Could you repeat the whole listing below exactly, omitting any picture it holds?

▶ **PROVIDED ENTRIES**:
....
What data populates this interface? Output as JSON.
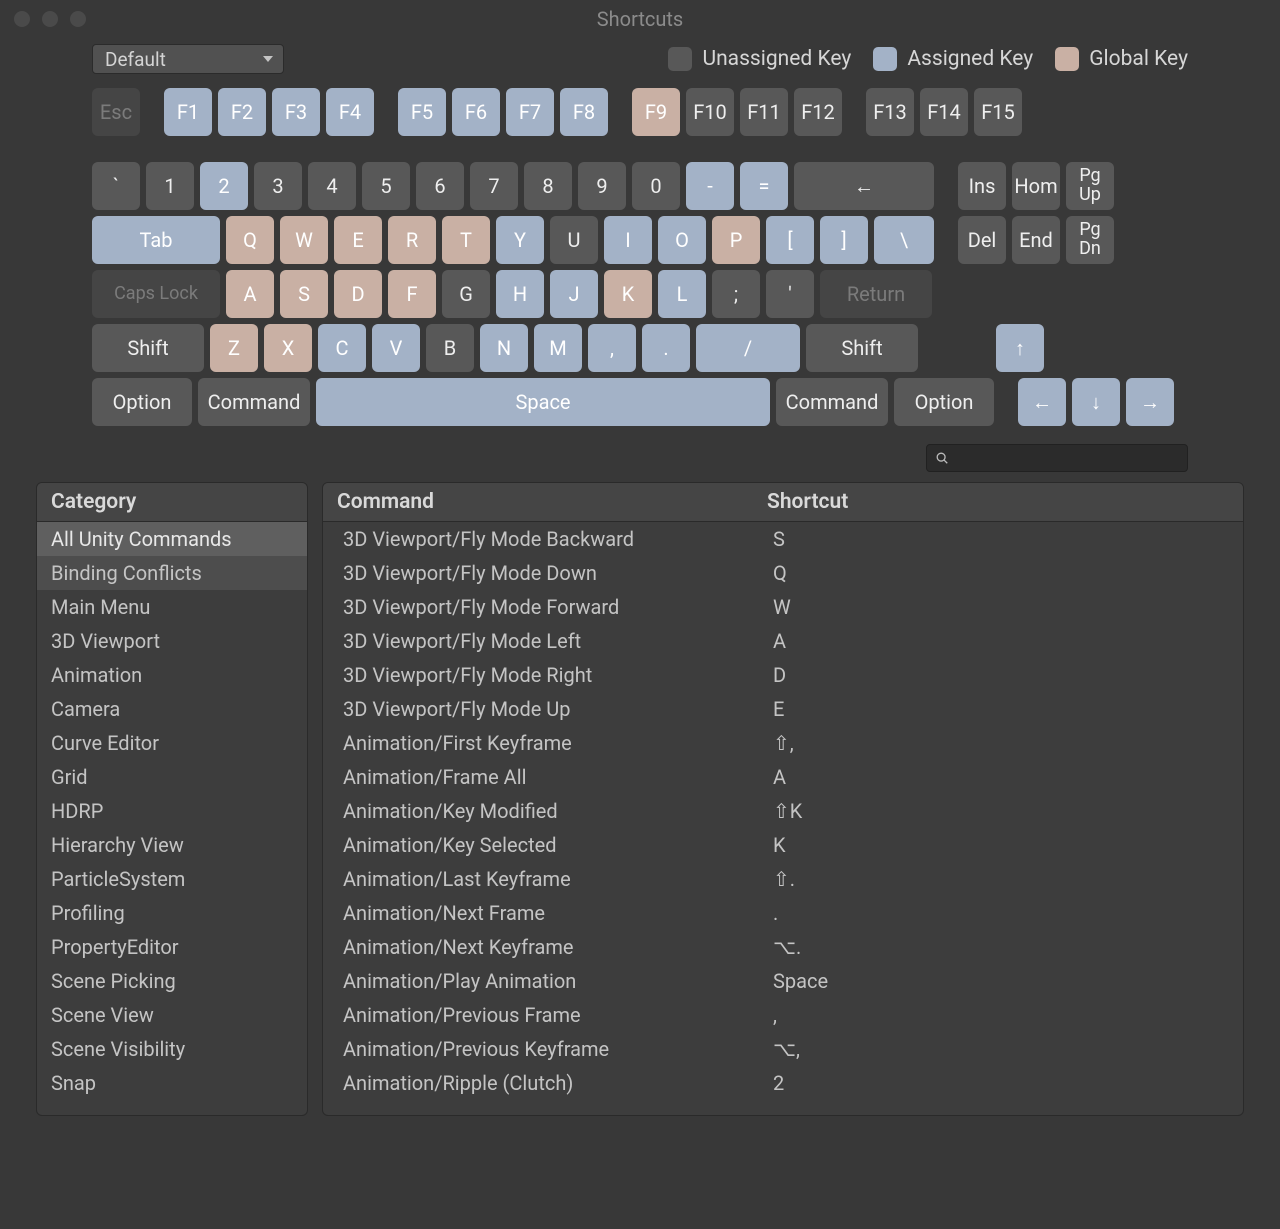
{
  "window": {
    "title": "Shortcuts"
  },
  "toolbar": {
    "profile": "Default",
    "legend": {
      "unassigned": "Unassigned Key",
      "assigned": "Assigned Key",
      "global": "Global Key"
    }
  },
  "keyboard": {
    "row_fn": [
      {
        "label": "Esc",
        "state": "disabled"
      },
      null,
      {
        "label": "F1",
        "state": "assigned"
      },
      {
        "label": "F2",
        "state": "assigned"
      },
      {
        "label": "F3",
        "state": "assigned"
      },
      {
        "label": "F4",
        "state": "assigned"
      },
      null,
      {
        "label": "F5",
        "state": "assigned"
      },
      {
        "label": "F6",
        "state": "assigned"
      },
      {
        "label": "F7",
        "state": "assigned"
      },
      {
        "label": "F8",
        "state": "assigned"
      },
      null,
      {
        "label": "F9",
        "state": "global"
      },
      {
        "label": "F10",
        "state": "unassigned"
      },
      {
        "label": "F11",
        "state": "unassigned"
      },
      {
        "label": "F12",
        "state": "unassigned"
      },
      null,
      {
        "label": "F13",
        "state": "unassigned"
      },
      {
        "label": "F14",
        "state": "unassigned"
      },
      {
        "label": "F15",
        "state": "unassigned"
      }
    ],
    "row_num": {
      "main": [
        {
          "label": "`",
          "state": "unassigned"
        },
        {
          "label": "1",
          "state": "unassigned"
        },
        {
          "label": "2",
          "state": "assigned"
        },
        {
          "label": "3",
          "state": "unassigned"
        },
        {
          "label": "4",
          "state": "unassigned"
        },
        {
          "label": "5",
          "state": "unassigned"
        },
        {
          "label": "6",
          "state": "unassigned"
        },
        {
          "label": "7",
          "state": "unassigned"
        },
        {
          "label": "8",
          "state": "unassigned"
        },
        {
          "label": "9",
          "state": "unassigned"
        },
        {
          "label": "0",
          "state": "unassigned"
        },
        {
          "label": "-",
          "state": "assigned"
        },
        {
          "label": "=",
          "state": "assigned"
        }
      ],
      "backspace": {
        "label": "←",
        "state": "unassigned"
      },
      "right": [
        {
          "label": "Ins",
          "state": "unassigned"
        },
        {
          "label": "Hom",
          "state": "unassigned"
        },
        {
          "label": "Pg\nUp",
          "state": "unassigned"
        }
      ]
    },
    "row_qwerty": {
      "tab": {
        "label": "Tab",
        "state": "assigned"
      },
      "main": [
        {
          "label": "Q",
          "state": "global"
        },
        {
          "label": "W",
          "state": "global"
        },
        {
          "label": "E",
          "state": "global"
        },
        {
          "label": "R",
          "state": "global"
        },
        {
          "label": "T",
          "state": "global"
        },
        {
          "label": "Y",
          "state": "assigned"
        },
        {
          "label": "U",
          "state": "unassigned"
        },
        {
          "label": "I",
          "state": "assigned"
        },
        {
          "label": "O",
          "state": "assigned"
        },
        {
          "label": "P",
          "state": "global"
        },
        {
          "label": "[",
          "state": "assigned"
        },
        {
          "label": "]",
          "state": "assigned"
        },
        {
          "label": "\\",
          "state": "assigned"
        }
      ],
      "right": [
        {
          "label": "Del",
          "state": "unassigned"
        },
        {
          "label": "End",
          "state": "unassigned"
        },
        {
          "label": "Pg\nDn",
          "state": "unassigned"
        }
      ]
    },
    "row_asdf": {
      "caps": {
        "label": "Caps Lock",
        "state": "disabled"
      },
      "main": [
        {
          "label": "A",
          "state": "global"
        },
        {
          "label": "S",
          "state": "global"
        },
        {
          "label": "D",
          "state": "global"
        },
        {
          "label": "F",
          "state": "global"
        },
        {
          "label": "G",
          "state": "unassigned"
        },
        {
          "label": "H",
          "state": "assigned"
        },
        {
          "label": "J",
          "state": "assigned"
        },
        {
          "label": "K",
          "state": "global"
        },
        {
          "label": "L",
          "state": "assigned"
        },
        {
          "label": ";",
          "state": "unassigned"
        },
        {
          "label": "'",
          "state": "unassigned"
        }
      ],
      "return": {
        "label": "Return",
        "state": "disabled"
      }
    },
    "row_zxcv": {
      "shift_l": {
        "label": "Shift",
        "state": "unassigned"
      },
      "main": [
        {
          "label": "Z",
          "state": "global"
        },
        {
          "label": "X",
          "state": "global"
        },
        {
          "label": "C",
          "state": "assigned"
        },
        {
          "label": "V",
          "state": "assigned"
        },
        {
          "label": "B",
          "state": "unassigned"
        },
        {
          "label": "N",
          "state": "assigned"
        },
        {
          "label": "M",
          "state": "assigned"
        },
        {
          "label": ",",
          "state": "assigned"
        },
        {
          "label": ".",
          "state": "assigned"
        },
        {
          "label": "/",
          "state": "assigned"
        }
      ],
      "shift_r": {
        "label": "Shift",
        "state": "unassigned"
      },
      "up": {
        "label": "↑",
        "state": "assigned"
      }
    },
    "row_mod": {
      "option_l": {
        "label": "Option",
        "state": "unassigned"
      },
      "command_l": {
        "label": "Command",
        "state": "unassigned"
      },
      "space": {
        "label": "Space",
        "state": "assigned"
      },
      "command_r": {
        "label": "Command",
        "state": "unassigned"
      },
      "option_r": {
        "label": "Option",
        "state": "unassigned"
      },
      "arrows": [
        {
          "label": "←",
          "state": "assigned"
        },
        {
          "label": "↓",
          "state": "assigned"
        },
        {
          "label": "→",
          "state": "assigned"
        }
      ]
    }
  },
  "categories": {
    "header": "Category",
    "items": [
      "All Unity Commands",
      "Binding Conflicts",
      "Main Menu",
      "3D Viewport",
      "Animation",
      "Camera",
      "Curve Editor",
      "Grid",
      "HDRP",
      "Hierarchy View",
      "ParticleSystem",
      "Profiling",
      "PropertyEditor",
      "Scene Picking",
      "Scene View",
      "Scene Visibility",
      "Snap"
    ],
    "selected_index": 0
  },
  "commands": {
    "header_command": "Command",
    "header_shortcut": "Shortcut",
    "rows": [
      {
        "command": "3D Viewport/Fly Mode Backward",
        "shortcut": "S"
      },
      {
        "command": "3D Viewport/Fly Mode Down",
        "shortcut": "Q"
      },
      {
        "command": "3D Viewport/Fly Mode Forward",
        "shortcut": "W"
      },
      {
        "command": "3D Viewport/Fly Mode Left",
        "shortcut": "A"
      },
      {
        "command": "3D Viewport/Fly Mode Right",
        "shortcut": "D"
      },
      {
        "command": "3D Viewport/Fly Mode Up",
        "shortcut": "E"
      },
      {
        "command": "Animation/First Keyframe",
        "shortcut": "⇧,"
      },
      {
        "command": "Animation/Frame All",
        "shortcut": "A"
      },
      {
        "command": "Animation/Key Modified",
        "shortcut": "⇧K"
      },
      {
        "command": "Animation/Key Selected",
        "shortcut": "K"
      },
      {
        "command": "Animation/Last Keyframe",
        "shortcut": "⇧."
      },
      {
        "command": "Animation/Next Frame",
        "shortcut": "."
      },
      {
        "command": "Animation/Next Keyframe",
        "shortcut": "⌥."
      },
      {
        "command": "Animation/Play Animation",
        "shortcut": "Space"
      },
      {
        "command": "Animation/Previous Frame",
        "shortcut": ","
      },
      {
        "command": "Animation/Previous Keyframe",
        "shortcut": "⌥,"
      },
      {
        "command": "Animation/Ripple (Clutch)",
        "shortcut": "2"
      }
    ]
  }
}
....
▶ **ANSWER BELOW**:
What data populates this interface? Output as JSON.
{
  "window": {
    "title": "Shortcuts"
  },
  "toolbar": {
    "profile": "Default",
    "legend": {
      "unassigned": "Unassigned Key",
      "assigned": "Assigned Key",
      "global": "Global Key"
    }
  },
  "keyboard": {
    "row_fn": [
      {
        "label": "Esc",
        "state": "disabled"
      },
      null,
      {
        "label": "F1",
        "state": "assigned"
      },
      {
        "label": "F2",
        "state": "assigned"
      },
      {
        "label": "F3",
        "state": "assigned"
      },
      {
        "label": "F4",
        "state": "assigned"
      },
      null,
      {
        "label": "F5",
        "state": "assigned"
      },
      {
        "label": "F6",
        "state": "assigned"
      },
      {
        "label": "F7",
        "state": "assigned"
      },
      {
        "label": "F8",
        "state": "assigned"
      },
      null,
      {
        "label": "F9",
        "state": "global"
      },
      {
        "label": "F10",
        "state": "unassigned"
      },
      {
        "label": "F11",
        "state": "unassigned"
      },
      {
        "label": "F12",
        "state": "unassigned"
      },
      null,
      {
        "label": "F13",
        "state": "unassigned"
      },
      {
        "label": "F14",
        "state": "unassigned"
      },
      {
        "label": "F15",
        "state": "unassigned"
      }
    ],
    "row_num": {
      "main": [
        {
          "label": "`",
          "state": "unassigned"
        },
        {
          "label": "1",
          "state": "unassigned"
        },
        {
          "label": "2",
          "state": "assigned"
        },
        {
          "label": "3",
          "state": "unassigned"
        },
        {
          "label": "4",
          "state": "unassigned"
        },
        {
          "label": "5",
          "state": "unassigned"
        },
        {
          "label": "6",
          "state": "unassigned"
        },
        {
          "label": "7",
          "state": "unassigned"
        },
        {
          "label": "8",
          "state": "unassigned"
        },
        {
          "label": "9",
          "state": "unassigned"
        },
        {
          "label": "0",
          "state": "unassigned"
        },
        {
          "label": "-",
          "state": "assigned"
        },
        {
          "label": "=",
          "state": "assigned"
        }
      ],
      "backspace": {
        "label": "←",
        "state": "unassigned"
      },
      "right": [
        {
          "label": "Ins",
          "state": "unassigned"
        },
        {
          "label": "Hom",
          "state": "unassigned"
        },
        {
          "label": "Pg\nUp",
          "state": "unassigned"
        }
      ]
    },
    "row_qwerty": {
      "tab": {
        "label": "Tab",
        "state": "assigned"
      },
      "main": [
        {
          "label": "Q",
          "state": "global"
        },
        {
          "label": "W",
          "state": "global"
        },
        {
          "label": "E",
          "state": "global"
        },
        {
          "label": "R",
          "state": "global"
        },
        {
          "label": "T",
          "state": "global"
        },
        {
          "label": "Y",
          "state": "assigned"
        },
        {
          "label": "U",
          "state": "unassigned"
        },
        {
          "label": "I",
          "state": "assigned"
        },
        {
          "label": "O",
          "state": "assigned"
        },
        {
          "label": "P",
          "state": "global"
        },
        {
          "label": "[",
          "state": "assigned"
        },
        {
          "label": "]",
          "state": "assigned"
        },
        {
          "label": "\\",
          "state": "assigned"
        }
      ],
      "right": [
        {
          "label": "Del",
          "state": "unassigned"
        },
        {
          "label": "End",
          "state": "unassigned"
        },
        {
          "label": "Pg\nDn",
          "state": "unassigned"
        }
      ]
    },
    "row_asdf": {
      "caps": {
        "label": "Caps Lock",
        "state": "disabled"
      },
      "main": [
        {
          "label": "A",
          "state": "global"
        },
        {
          "label": "S",
          "state": "global"
        },
        {
          "label": "D",
          "state": "global"
        },
        {
          "label": "F",
          "state": "global"
        },
        {
          "label": "G",
          "state": "unassigned"
        },
        {
          "label": "H",
          "state": "assigned"
        },
        {
          "label": "J",
          "state": "assigned"
        },
        {
          "label": "K",
          "state": "global"
        },
        {
          "label": "L",
          "state": "assigned"
        },
        {
          "label": ";",
          "state": "unassigned"
        },
        {
          "label": "'",
          "state": "unassigned"
        }
      ],
      "return": {
        "label": "Return",
        "state": "disabled"
      }
    },
    "row_zxcv": {
      "shift_l": {
        "label": "Shift",
        "state": "unassigned"
      },
      "main": [
        {
          "label": "Z",
          "state": "global"
        },
        {
          "label": "X",
          "state": "global"
        },
        {
          "label": "C",
          "state": "assigned"
        },
        {
          "label": "V",
          "state": "assigned"
        },
        {
          "label": "B",
          "state": "unassigned"
        },
        {
          "label": "N",
          "state": "assigned"
        },
        {
          "label": "M",
          "state": "assigned"
        },
        {
          "label": ",",
          "state": "assigned"
        },
        {
          "label": ".",
          "state": "assigned"
        },
        {
          "label": "/",
          "state": "assigned"
        }
      ],
      "shift_r": {
        "label": "Shift",
        "state": "unassigned"
      },
      "up": {
        "label": "↑",
        "state": "assigned"
      }
    },
    "row_mod": {
      "option_l": {
        "label": "Option",
        "state": "unassigned"
      },
      "command_l": {
        "label": "Command",
        "state": "unassigned"
      },
      "space": {
        "label": "Space",
        "state": "assigned"
      },
      "command_r": {
        "label": "Command",
        "state": "unassigned"
      },
      "option_r": {
        "label": "Option",
        "state": "unassigned"
      },
      "arrows": [
        {
          "label": "←",
          "state": "assigned"
        },
        {
          "label": "↓",
          "state": "assigned"
        },
        {
          "label": "→",
          "state": "assigned"
        }
      ]
    }
  },
  "categories": {
    "header": "Category",
    "items": [
      "All Unity Commands",
      "Binding Conflicts",
      "Main Menu",
      "3D Viewport",
      "Animation",
      "Camera",
      "Curve Editor",
      "Grid",
      "HDRP",
      "Hierarchy View",
      "ParticleSystem",
      "Profiling",
      "PropertyEditor",
      "Scene Picking",
      "Scene View",
      "Scene Visibility",
      "Snap"
    ],
    "selected_index": 0
  },
  "commands": {
    "header_command": "Command",
    "header_shortcut": "Shortcut",
    "rows": [
      {
        "command": "3D Viewport/Fly Mode Backward",
        "shortcut": "S"
      },
      {
        "command": "3D Viewport/Fly Mode Down",
        "shortcut": "Q"
      },
      {
        "command": "3D Viewport/Fly Mode Forward",
        "shortcut": "W"
      },
      {
        "command": "3D Viewport/Fly Mode Left",
        "shortcut": "A"
      },
      {
        "command": "3D Viewport/Fly Mode Right",
        "shortcut": "D"
      },
      {
        "command": "3D Viewport/Fly Mode Up",
        "shortcut": "E"
      },
      {
        "command": "Animation/First Keyframe",
        "shortcut": "⇧,"
      },
      {
        "command": "Animation/Frame All",
        "shortcut": "A"
      },
      {
        "command": "Animation/Key Modified",
        "shortcut": "⇧K"
      },
      {
        "command": "Animation/Key Selected",
        "shortcut": "K"
      },
      {
        "command": "Animation/Last Keyframe",
        "shortcut": "⇧."
      },
      {
        "command": "Animation/Next Frame",
        "shortcut": "."
      },
      {
        "command": "Animation/Next Keyframe",
        "shortcut": "⌥."
      },
      {
        "command": "Animation/Play Animation",
        "shortcut": "Space"
      },
      {
        "command": "Animation/Previous Frame",
        "shortcut": ","
      },
      {
        "command": "Animation/Previous Keyframe",
        "shortcut": "⌥,"
      },
      {
        "command": "Animation/Ripple (Clutch)",
        "shortcut": "2"
      }
    ]
  }
}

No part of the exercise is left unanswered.